Genital warts cure is achievable by pharmacological approach as well as by employing some home remedies. lt is known that the vaccine; Gardasil, marketed by Merck and Co is being used to prevent infection by the human papilloma virus types L6, 6,18, as well as type 11. HPV types 11 and 6 are the low risk HPV types which precipitate genital warts whereas types 18 and 16 cause cervical cancer. The Merck vaccine is recommended to be used before exposure to any of the genital warts virus.
Gardasil is not therapeutic for HPV instead it is preventive. lt has been approved by the United States Food and Drug Administration to prevent the progression of the human papilloma virus in both male and female.
There are different treatment modalities with which genital warts could be eradicated. Depending on the nature of the.infection, the infection can disappear within some period of time without any treatment.
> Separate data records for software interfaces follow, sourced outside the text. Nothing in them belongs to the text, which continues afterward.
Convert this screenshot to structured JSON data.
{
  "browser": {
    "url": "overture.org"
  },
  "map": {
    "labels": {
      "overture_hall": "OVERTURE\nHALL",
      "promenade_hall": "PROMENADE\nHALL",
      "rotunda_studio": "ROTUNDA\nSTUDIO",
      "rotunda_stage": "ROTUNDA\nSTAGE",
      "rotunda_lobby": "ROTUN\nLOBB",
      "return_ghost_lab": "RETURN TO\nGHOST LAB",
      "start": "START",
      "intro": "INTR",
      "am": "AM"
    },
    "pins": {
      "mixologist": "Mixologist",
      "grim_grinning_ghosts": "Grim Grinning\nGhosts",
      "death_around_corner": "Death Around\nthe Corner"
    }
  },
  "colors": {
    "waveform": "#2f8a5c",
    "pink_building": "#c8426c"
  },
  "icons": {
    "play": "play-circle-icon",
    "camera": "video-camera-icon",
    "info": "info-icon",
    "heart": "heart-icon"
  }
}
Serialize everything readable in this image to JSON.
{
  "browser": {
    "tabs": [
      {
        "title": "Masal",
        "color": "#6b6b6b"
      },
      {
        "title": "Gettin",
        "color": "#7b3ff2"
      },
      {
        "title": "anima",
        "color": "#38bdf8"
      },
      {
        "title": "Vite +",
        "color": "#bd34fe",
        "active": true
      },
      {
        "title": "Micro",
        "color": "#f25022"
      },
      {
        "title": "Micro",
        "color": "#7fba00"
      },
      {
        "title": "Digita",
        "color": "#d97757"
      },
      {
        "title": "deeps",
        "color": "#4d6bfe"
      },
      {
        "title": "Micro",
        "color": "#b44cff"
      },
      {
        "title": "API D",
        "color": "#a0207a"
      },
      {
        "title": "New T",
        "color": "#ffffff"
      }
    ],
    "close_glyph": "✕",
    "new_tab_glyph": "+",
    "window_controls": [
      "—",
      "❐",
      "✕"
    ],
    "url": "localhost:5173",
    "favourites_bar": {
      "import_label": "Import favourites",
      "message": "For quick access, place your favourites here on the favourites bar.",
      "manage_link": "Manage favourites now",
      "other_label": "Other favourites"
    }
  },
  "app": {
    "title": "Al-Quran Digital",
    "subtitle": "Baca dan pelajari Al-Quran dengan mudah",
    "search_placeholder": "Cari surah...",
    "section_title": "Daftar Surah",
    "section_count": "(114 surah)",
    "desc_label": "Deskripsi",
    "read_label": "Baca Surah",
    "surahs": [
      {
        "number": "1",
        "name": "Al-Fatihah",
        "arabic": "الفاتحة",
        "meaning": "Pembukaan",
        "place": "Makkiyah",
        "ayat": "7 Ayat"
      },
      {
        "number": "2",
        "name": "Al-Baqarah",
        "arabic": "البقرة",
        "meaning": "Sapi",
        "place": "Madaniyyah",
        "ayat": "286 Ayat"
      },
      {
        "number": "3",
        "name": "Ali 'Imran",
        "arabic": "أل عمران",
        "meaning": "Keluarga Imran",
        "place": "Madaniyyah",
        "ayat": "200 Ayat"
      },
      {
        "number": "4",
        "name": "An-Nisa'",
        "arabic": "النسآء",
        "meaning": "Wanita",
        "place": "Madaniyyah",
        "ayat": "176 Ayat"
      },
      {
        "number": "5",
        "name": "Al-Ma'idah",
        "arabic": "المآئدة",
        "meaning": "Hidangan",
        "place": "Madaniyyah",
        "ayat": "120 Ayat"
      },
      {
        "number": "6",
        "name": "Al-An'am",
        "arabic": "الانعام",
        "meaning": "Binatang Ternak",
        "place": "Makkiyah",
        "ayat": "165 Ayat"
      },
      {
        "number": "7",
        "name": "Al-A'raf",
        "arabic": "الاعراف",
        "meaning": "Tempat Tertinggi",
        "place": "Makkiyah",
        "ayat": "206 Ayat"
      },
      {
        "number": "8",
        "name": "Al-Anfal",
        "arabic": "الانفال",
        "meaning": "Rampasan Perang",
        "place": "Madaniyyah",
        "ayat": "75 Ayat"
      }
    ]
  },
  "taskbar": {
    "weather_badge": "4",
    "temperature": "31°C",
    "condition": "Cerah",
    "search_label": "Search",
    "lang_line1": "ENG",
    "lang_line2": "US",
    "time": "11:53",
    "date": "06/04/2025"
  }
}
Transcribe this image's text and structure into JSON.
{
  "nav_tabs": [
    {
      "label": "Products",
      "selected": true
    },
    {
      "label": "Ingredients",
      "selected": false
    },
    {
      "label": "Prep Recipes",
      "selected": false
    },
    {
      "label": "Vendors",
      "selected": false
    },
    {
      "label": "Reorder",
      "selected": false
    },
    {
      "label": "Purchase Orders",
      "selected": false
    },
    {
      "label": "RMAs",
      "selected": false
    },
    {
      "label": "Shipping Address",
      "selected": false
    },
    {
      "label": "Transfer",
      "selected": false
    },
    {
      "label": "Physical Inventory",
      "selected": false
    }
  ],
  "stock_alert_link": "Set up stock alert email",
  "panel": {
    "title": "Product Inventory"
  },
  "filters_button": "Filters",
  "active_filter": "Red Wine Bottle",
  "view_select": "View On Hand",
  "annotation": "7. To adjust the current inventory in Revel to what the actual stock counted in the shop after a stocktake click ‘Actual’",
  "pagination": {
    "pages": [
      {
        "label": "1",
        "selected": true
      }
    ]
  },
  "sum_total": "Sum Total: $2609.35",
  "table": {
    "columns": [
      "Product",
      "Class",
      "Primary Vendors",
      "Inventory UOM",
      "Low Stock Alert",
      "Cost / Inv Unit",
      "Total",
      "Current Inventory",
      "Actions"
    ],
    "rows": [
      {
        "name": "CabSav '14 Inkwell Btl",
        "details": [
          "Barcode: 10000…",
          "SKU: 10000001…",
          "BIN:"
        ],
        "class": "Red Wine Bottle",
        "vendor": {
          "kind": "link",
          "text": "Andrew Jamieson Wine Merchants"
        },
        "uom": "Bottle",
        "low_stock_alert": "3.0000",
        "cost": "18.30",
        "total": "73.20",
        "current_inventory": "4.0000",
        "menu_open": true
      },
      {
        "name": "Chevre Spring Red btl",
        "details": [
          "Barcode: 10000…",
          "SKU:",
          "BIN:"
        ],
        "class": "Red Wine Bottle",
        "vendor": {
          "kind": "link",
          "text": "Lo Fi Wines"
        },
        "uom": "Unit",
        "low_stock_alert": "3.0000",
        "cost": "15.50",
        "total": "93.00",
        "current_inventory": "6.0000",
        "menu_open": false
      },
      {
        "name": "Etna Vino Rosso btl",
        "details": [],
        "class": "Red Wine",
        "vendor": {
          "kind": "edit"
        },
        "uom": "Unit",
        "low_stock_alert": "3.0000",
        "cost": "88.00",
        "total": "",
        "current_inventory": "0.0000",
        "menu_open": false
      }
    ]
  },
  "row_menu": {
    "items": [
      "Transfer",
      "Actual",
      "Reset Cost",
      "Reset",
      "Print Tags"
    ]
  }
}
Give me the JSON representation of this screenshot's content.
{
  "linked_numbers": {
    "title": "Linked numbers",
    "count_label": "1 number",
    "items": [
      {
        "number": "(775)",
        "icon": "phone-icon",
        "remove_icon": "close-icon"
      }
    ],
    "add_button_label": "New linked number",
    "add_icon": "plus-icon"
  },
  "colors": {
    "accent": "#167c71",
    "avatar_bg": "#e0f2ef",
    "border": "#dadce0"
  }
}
Evidence from studies carried out about HPV infections have states that HPV cannot be cured. However,’treatments are directed towards the eradication of visible warts which sometimes are capable of disappearing in the absence of therapy. No study has proved that removing the visible growth will reduce the transmission of existing HPV infection. Body clearance of the infection may occur in 80% of infected subjects within 18 months.
Depending on the size of the warts in the affected part, number, location and other factors, a health practitioner may provide have some approach to get rid of them but this may lead to de-pigmentation, scare formation and itching.
Treatment for this infection is either done by using topical agents, home remedies or by physical ablation. The latter is known to be more effective for removing initial infection but the recurrence rate is high.
- Scissors can be used for excision under local anesthesia.
- Liquid nitrogen cryosurgery can be done on a weekly basis.
- Electro-cauterization also known as loop electrical excision procedure is as well considered effective.
- Laser ablation, though less effective, can be employed as a last line treatment option.
- Surgery by specialists.
- 0.15-0.5% podophyllotoxin marketed as Condylox(0.5%), Wartec (0.15%) and Warticon (0.15%)
- Imiquimod (Aldara), a topical immune response cream. This is to be used on the affected area.
- Sinecatechins marketed as Veregen and Polyphenon E. It has a higher clearance rates than podophyllotoxin and imiquimod. Clearance usually takes longer time than with imiquimod but it cause less irritation.
- Trichloroacetic acid (TCA) is less effective than cryosurgery. This is not recommended for use in the vagina, cervix and in the urinary meatus.
- Interferon can be used, though has inconsistent effect, can be used to treat warts.
Apple cider vinegar warts are popularly used as a home remedy for genital warts treatment and it is highly effective. It elicits antiviral effect that kills the virus while eradicating the abnormal skin growth.
- Apply petroleum jelly to protect the unaffected area around the warts;
- Use moistened cotton ball to apply apple cider vinegar on the affected area;
- Hold the cotton ball in place for two to three hours with adhesive tape;
- Remove the cotton and wash the area using warm water;
- Repeat the above process after one hour;
- Treatment should be done two to three times daily for some days until warts disappear.
- Drinking the diluted apple cider vinegar solution is also beneficial to an infected person.
Genital warts infection can be a more serious and complicated infection if not properly treated. Uninfected patients should abstain from things that can predispose one to such infection (unprotected sex and others) and practice good hygiene to prevent disease onset. Always consult a doctor if any of its symptoms is noticed.